13 Based on global GDP of US$84.74 trillion. See: IMF Data Mapper, 2019. GDP, current prices.

14 Ahlfeldt, G., and Pietrostefani, E., 2017. Demystifying Compact Urban Growth: Evidence From 300 Studies From Across the World. Coalition for Urban Transitions, London and Washington, DC. Available here.

15 IEA, 2018. Global EV Outlook 2018: Towards Cross-Modal Electrification. International Energy Agency, Paris. Available here.

16 Lawson, M., Chan, M.K., Rhodes, F., Butt, A.P., Marriott, A., et al., 2019. Public Good or Private Wealth? Oxfam. Available here.

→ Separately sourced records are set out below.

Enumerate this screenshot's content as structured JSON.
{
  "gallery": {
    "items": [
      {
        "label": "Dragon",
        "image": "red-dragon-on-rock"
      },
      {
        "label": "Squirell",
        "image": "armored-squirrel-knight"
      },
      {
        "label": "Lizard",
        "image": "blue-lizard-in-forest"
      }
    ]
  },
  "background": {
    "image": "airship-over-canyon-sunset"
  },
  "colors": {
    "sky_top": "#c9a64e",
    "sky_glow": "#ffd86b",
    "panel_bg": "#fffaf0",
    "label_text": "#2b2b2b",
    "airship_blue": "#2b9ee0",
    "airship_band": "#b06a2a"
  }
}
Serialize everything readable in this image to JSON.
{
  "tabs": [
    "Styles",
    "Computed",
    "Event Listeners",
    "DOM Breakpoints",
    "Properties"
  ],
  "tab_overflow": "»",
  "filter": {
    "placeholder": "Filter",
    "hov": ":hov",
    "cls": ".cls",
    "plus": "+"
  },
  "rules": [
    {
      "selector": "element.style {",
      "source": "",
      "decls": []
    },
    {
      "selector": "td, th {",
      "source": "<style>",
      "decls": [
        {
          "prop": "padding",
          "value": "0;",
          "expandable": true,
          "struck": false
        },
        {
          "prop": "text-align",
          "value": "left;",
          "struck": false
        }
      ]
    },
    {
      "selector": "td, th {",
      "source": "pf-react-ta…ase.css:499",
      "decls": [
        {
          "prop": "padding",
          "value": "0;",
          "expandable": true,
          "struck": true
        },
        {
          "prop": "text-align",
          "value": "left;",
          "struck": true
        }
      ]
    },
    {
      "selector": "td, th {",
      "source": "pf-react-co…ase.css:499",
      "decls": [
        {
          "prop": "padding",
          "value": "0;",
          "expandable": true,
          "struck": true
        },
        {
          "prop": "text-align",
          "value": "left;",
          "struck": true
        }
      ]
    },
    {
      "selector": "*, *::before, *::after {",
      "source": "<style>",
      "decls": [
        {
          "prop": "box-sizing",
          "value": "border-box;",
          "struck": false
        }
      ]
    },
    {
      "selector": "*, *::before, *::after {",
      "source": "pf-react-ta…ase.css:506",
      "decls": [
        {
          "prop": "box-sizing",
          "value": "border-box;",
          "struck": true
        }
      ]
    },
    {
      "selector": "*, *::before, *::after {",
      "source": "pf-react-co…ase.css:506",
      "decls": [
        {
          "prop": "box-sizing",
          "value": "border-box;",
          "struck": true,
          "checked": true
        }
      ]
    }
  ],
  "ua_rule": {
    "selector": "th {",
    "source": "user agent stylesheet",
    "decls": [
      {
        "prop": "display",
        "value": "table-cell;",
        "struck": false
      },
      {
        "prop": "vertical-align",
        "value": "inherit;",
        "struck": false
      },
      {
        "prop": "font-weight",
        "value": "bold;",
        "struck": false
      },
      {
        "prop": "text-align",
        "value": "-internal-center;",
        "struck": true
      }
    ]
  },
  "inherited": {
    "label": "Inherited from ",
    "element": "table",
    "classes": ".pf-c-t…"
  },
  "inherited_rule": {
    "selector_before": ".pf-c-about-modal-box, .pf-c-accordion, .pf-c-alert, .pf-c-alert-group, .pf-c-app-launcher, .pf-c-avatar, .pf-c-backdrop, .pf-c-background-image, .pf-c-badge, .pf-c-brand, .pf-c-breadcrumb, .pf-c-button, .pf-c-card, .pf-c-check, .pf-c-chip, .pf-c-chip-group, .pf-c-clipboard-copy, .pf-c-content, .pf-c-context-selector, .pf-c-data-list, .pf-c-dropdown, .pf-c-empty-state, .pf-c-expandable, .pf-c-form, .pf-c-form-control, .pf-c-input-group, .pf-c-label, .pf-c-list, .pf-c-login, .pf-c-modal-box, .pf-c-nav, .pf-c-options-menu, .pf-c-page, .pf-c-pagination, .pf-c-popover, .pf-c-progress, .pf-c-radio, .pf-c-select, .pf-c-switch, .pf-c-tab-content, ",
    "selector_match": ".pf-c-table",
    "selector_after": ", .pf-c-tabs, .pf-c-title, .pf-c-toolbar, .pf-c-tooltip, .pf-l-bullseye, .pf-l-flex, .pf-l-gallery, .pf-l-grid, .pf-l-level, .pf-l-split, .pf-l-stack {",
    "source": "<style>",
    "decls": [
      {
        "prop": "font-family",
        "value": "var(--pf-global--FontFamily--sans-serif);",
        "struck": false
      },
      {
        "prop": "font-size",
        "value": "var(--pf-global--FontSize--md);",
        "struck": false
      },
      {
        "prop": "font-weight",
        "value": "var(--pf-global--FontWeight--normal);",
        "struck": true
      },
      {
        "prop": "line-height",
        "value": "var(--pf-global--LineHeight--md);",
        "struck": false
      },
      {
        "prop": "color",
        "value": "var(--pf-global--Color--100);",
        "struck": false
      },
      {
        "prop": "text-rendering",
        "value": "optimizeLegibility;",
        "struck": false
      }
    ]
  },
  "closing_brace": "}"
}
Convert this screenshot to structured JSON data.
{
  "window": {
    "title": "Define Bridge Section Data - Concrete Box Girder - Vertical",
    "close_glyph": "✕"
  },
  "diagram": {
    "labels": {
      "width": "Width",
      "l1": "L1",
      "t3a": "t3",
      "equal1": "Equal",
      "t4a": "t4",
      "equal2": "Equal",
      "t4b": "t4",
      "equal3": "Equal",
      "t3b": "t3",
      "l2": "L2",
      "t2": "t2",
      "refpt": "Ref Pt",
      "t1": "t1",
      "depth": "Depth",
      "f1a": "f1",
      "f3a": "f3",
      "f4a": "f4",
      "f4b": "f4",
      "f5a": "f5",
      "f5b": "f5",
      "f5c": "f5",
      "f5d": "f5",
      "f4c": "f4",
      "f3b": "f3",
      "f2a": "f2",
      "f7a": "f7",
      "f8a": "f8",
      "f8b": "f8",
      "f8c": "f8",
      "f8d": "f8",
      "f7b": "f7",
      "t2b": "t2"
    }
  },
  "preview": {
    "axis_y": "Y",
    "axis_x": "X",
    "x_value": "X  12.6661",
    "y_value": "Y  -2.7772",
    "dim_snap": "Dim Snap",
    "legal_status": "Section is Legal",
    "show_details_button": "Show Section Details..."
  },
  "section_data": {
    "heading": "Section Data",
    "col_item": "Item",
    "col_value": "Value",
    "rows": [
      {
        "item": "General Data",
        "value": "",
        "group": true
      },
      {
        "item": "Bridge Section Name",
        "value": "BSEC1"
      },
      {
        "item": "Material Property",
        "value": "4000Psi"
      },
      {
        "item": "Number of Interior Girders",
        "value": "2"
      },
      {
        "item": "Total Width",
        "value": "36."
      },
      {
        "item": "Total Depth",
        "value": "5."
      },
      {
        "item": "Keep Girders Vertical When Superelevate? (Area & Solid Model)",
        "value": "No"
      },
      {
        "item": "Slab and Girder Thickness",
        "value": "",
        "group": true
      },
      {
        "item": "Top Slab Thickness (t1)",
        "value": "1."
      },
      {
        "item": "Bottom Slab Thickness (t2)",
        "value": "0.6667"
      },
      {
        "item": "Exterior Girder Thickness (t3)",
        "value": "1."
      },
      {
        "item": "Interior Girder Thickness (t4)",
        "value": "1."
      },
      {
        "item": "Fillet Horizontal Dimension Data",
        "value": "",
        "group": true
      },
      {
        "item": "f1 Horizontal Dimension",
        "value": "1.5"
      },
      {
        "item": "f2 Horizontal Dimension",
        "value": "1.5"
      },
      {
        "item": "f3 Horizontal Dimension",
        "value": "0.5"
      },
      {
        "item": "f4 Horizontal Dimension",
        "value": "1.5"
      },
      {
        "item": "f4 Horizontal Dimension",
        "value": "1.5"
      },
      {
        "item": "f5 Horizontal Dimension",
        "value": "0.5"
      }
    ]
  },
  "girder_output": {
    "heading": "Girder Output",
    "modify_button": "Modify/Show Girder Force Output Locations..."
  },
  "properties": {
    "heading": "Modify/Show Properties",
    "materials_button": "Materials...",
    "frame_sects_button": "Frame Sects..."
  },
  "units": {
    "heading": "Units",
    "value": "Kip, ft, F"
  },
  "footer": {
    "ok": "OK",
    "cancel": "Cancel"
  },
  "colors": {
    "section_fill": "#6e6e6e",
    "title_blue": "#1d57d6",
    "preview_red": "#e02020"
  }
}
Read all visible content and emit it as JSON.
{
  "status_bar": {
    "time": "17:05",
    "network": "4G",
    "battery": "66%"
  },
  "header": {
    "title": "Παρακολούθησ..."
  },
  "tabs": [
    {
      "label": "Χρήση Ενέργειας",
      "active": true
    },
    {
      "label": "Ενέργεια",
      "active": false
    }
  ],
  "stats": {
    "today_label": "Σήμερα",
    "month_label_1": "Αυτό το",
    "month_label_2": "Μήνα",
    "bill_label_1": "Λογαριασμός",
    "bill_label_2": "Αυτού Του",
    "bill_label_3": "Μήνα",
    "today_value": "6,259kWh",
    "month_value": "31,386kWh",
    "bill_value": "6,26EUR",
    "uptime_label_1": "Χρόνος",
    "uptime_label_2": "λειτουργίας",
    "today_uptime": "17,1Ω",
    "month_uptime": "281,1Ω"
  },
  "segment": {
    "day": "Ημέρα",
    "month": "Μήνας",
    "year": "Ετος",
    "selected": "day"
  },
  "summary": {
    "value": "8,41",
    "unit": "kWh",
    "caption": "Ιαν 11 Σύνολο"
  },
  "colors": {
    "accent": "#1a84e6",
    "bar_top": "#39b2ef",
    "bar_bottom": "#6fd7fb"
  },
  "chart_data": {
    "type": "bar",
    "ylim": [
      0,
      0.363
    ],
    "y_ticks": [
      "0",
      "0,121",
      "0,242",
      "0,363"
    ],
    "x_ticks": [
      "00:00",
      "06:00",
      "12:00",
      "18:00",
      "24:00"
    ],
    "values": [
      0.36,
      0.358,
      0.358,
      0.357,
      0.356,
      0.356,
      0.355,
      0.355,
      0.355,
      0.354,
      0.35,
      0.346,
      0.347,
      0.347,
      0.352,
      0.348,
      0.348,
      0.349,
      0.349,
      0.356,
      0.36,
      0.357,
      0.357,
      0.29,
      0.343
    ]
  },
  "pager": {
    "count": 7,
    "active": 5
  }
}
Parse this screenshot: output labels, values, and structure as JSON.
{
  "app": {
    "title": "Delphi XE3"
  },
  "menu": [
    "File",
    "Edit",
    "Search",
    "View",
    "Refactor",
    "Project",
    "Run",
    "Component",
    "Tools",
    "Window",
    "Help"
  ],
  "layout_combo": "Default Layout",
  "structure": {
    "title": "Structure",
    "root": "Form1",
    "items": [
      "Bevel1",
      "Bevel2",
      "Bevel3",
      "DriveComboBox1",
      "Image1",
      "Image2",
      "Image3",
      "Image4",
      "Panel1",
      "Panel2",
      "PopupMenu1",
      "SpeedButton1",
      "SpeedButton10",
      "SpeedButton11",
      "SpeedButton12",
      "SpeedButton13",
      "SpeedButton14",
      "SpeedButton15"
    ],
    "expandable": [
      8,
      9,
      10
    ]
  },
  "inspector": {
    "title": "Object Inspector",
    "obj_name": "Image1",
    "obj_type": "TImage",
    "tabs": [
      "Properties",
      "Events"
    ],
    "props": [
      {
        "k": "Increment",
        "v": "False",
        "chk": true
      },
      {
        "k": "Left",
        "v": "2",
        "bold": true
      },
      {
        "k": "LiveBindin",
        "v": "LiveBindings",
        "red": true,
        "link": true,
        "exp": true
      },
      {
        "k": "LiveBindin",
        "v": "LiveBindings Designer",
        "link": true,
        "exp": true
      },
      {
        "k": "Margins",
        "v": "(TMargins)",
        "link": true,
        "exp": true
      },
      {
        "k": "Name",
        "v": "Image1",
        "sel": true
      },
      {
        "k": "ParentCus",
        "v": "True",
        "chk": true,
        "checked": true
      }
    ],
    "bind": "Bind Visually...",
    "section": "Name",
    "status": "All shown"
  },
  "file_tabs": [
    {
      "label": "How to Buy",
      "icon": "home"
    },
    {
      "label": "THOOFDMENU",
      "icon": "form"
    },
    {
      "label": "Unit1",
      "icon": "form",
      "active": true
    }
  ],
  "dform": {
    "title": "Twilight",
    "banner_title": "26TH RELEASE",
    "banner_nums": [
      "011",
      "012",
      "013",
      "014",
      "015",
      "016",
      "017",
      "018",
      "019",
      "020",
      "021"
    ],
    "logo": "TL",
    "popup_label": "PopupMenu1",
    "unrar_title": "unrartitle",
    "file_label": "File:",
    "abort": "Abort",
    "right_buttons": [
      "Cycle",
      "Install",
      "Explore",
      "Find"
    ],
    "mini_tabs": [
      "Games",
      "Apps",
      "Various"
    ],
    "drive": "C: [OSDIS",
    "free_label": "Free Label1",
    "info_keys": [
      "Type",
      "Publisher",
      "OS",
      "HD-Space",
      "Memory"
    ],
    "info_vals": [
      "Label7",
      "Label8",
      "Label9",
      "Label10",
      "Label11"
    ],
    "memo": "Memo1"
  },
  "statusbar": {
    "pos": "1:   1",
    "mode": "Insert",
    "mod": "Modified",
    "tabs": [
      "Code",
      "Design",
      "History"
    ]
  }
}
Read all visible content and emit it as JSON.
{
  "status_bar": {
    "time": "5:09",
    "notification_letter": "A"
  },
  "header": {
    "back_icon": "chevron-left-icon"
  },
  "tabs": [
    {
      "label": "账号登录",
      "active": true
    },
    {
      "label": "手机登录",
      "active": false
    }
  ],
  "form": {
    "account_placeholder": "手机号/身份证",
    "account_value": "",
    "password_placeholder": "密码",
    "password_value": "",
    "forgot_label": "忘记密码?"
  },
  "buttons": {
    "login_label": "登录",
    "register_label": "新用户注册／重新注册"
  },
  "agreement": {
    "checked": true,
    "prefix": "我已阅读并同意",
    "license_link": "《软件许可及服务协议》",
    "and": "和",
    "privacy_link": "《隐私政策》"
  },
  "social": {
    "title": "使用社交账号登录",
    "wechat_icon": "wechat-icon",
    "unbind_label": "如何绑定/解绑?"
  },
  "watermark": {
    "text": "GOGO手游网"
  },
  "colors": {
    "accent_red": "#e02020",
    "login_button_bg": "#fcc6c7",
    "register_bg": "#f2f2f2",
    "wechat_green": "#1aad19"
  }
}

17 IPCC, 2018. Summary for Policymakers. In: Global Warming of 1.5°C. An IPCC Special Report on the impacts of global warming of 1.5°C above pre-industrial levels and related global greenhouse gas emission pathways, in the context of strengthening the global response to the threat of climate change, sustainable development, and efforts to eradicate poverty. V. Masson-Delmotte, P. Zhai, H.-O. Pörtner, D. Roberts, J. Skea, et al. (eds.). Intergovernmental Panel on Climate Change, Geneva. Available here.

18 2019. Heat wave: Red alert over heat in Gujarat during weekend. Times of India. Available here.

Snaith, E., 2019. ‘The worst is still to come’: Heatwave sees roads melt, rail tracks buckle and schools closed as 44C temperatures scorch Europe. The Independent, 27 June. London. Available here.

Wahlquist, C., 2019. Melbourne heatwave: city expecting 44C as Victoria faces hottest day since Black Saturday. The Guardian, 25 January. Available here.

19 Alexander, C., 2019. Cape Town’s ‘Day Zero’ Water Crisis, One Year Later. CityLab, April. Available here.

Pathak, S., 2019. No Drips, No Drops: A City Of 10 Million Is Running Out Of Water. National Public Radio, 25 June. Available here.

Ritter, K., 2018. São Paulo Heading To Another Dry Spell. Circle of Blue. S.o Paulo, Brazil. Available here.

20 IPCC, 2018. Summary for Policymakers.

21 Hoegh-Guldberg, O., Jacob, D., Taylor, M., Bindi, M., Brown, S., et al., 2018. Impacts of 1.5C global warming on natural and human systems. In: Global Warming of 1.5°C. An IPCC Special Report on the impacts of global warming of 1.5°C above pre-industrial levels and related global greenhouse gas emission pathways, in the context of strengthening the global response to the threat of climate change, sustainable development, and efforts to eradicate poverty. V. Masson-Delmotte, P. Zhai, H.-O. Pörtner, D. Roberts, J. Skea, et al. (eds.). Intergovernmental Panel on Climate Change, Geneva. Available here.

22 Sanjai, P. R., Singh, R. K., 2017. 10,000 Electric Cars Highlight Steep Path to India’s Ambitions. Bloomberg News. Available here.

23 World Bank and Ecofys, 2018. State and Trends of Carbon Pricing 2018. World Bank, Washington, DC. Available here.